■ **Exercise brief**: In the data that follows, how many lines contain the word "código"? Give only that number.

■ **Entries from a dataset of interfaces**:

________________________

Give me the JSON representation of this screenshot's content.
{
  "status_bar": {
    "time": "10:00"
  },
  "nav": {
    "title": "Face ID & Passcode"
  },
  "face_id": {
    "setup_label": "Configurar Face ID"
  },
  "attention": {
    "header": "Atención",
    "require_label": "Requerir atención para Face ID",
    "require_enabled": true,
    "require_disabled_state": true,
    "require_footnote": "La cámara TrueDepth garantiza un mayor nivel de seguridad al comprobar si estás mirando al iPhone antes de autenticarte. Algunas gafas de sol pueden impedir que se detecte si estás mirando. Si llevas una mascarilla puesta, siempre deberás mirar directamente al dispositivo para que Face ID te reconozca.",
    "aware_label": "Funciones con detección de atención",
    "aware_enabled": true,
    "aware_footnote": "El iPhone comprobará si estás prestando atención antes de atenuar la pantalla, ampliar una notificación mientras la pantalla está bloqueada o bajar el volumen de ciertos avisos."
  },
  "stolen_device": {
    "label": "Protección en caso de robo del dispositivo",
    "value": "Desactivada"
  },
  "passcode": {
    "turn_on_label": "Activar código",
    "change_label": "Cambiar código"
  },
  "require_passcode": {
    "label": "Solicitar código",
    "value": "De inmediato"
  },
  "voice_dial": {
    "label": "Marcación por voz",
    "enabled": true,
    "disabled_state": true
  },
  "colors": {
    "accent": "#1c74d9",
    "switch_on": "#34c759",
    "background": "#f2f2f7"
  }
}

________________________

■ **Reply to the exercise**: 3